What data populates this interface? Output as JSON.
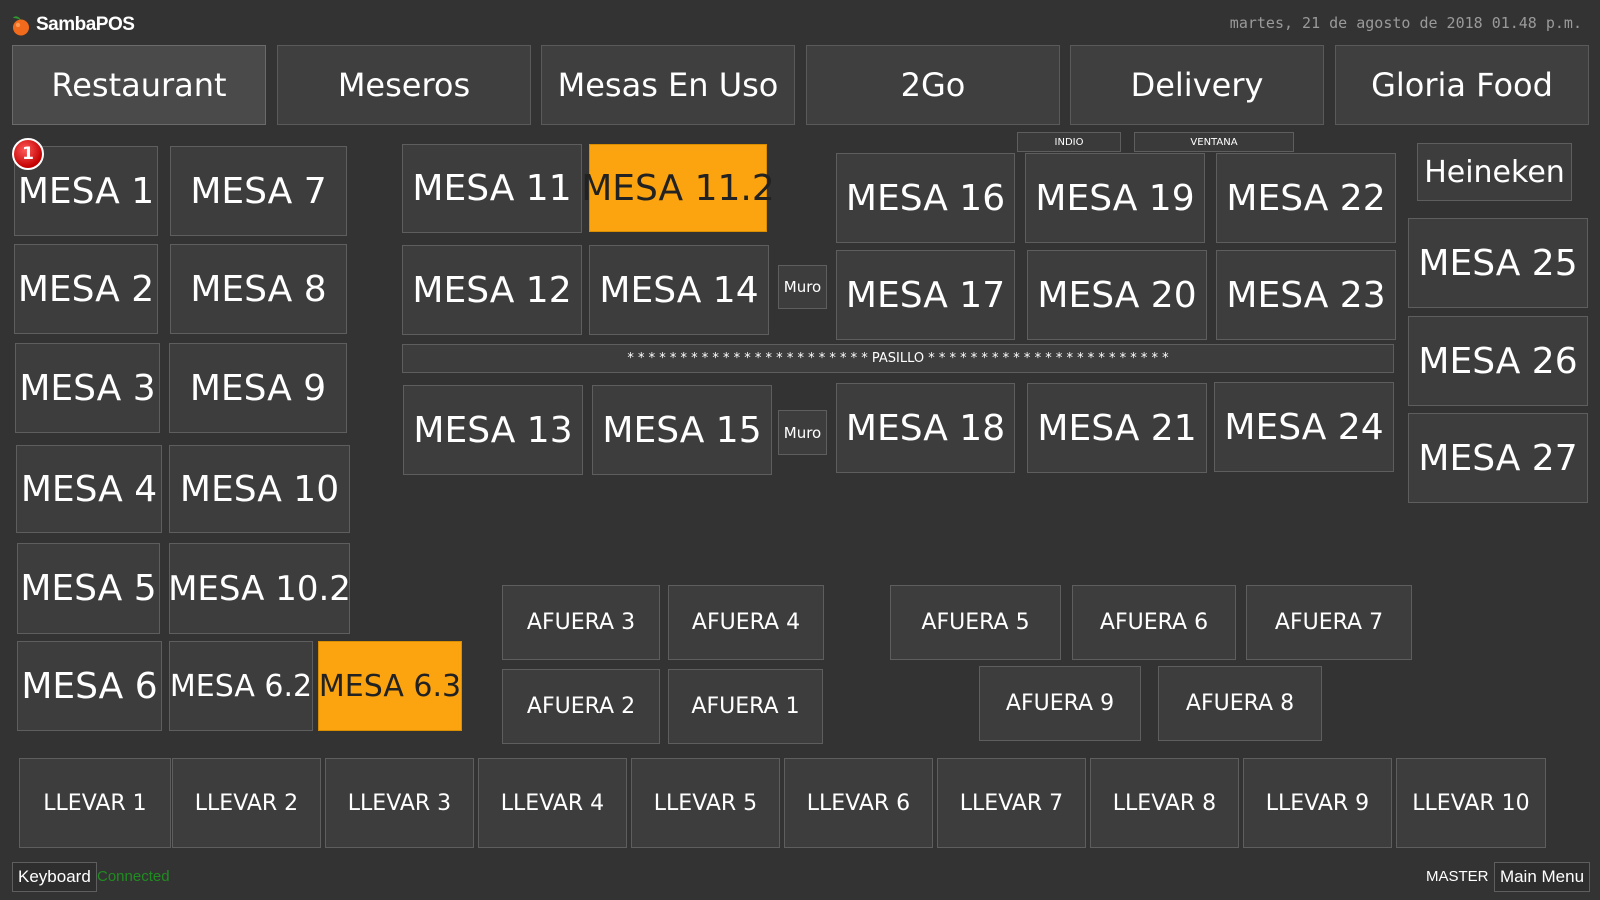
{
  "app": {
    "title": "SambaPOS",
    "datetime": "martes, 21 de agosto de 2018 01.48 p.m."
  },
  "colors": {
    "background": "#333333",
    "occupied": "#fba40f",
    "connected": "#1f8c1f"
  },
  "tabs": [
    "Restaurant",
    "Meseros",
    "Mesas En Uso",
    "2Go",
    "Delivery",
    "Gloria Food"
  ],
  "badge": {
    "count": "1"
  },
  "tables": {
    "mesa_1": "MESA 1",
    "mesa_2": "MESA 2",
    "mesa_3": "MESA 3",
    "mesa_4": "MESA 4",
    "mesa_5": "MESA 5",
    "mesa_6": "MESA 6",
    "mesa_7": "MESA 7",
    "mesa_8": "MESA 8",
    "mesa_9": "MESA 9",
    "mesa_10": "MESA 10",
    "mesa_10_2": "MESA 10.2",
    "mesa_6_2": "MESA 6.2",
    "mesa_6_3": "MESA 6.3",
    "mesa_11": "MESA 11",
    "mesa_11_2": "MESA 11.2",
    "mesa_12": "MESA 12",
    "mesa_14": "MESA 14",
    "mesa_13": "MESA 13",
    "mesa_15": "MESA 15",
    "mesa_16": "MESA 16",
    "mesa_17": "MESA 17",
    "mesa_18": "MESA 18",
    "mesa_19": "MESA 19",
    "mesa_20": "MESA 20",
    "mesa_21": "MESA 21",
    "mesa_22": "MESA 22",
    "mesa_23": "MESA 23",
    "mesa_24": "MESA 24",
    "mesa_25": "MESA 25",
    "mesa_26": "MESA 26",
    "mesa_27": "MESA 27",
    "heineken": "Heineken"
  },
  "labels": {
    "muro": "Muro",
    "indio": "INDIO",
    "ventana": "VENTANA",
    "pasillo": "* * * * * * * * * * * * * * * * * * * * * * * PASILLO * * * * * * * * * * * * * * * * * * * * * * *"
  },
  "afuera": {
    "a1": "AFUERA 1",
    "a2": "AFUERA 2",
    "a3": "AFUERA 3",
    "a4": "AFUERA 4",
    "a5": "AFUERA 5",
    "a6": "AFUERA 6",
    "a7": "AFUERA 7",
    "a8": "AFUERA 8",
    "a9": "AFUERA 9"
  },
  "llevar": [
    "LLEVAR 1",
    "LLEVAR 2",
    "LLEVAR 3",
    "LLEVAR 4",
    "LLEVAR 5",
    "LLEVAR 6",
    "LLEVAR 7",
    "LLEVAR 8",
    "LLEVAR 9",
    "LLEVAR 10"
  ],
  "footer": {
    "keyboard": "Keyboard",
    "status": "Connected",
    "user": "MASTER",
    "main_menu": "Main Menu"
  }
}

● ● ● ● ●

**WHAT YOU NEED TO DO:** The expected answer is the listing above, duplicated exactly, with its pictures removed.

**TASK RESPONSE:**
What data populates this interface? Output as JSON.
{
  "app": {
    "title": "SambaPOS",
    "datetime": "martes, 21 de agosto de 2018 01.48 p.m."
  },
  "colors": {
    "background": "#333333",
    "occupied": "#fba40f",
    "connected": "#1f8c1f"
  },
  "tabs": [
    "Restaurant",
    "Meseros",
    "Mesas En Uso",
    "2Go",
    "Delivery",
    "Gloria Food"
  ],
  "badge": {
    "count": "1"
  },
  "tables": {
    "mesa_1": "MESA 1",
    "mesa_2": "MESA 2",
    "mesa_3": "MESA 3",
    "mesa_4": "MESA 4",
    "mesa_5": "MESA 5",
    "mesa_6": "MESA 6",
    "mesa_7": "MESA 7",
    "mesa_8": "MESA 8",
    "mesa_9": "MESA 9",
    "mesa_10": "MESA 10",
    "mesa_10_2": "MESA 10.2",
    "mesa_6_2": "MESA 6.2",
    "mesa_6_3": "MESA 6.3",
    "mesa_11": "MESA 11",
    "mesa_11_2": "MESA 11.2",
    "mesa_12": "MESA 12",
    "mesa_14": "MESA 14",
    "mesa_13": "MESA 13",
    "mesa_15": "MESA 15",
    "mesa_16": "MESA 16",
    "mesa_17": "MESA 17",
    "mesa_18": "MESA 18",
    "mesa_19": "MESA 19",
    "mesa_20": "MESA 20",
    "mesa_21": "MESA 21",
    "mesa_22": "MESA 22",
    "mesa_23": "MESA 23",
    "mesa_24": "MESA 24",
    "mesa_25": "MESA 25",
    "mesa_26": "MESA 26",
    "mesa_27": "MESA 27",
    "heineken": "Heineken"
  },
  "labels": {
    "muro": "Muro",
    "indio": "INDIO",
    "ventana": "VENTANA",
    "pasillo": "* * * * * * * * * * * * * * * * * * * * * * * PASILLO * * * * * * * * * * * * * * * * * * * * * * *"
  },
  "afuera": {
    "a1": "AFUERA 1",
    "a2": "AFUERA 2",
    "a3": "AFUERA 3",
    "a4": "AFUERA 4",
    "a5": "AFUERA 5",
    "a6": "AFUERA 6",
    "a7": "AFUERA 7",
    "a8": "AFUERA 8",
    "a9": "AFUERA 9"
  },
  "llevar": [
    "LLEVAR 1",
    "LLEVAR 2",
    "LLEVAR 3",
    "LLEVAR 4",
    "LLEVAR 5",
    "LLEVAR 6",
    "LLEVAR 7",
    "LLEVAR 8",
    "LLEVAR 9",
    "LLEVAR 10"
  ],
  "footer": {
    "keyboard": "Keyboard",
    "status": "Connected",
    "user": "MASTER",
    "main_menu": "Main Menu"
  }
}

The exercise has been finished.